EXERCISE: Give only the number of lines in the records that contain the word "icon".

ENTRIES PROVIDED:
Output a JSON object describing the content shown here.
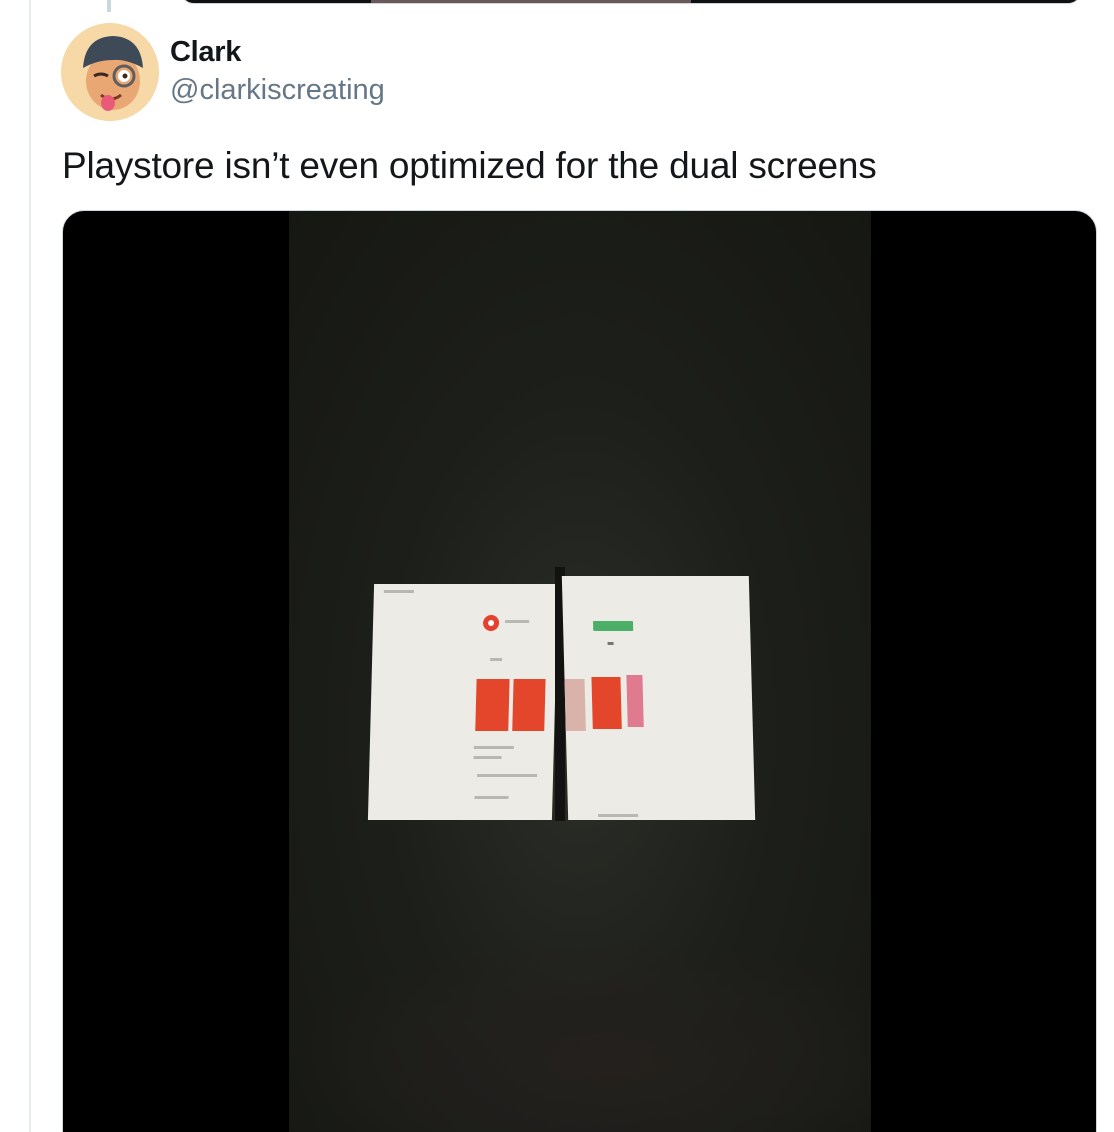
{
  "tweet": {
    "author_name": "Clark",
    "author_handle": "@clarkiscreating",
    "text": "Playstore isn’t even optimized for the dual screens"
  },
  "avatar": {
    "icon": "memoji-avatar-icon",
    "background_color": "#f6d9a6"
  },
  "media": {
    "type": "video",
    "icon": "video-thumbnail"
  },
  "colors": {
    "name_text": "#14171a",
    "handle_text": "#657786",
    "border": "#ccd6dd",
    "thread_line": "#e6ecf0"
  }
}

REPLY TO THE TASK: 2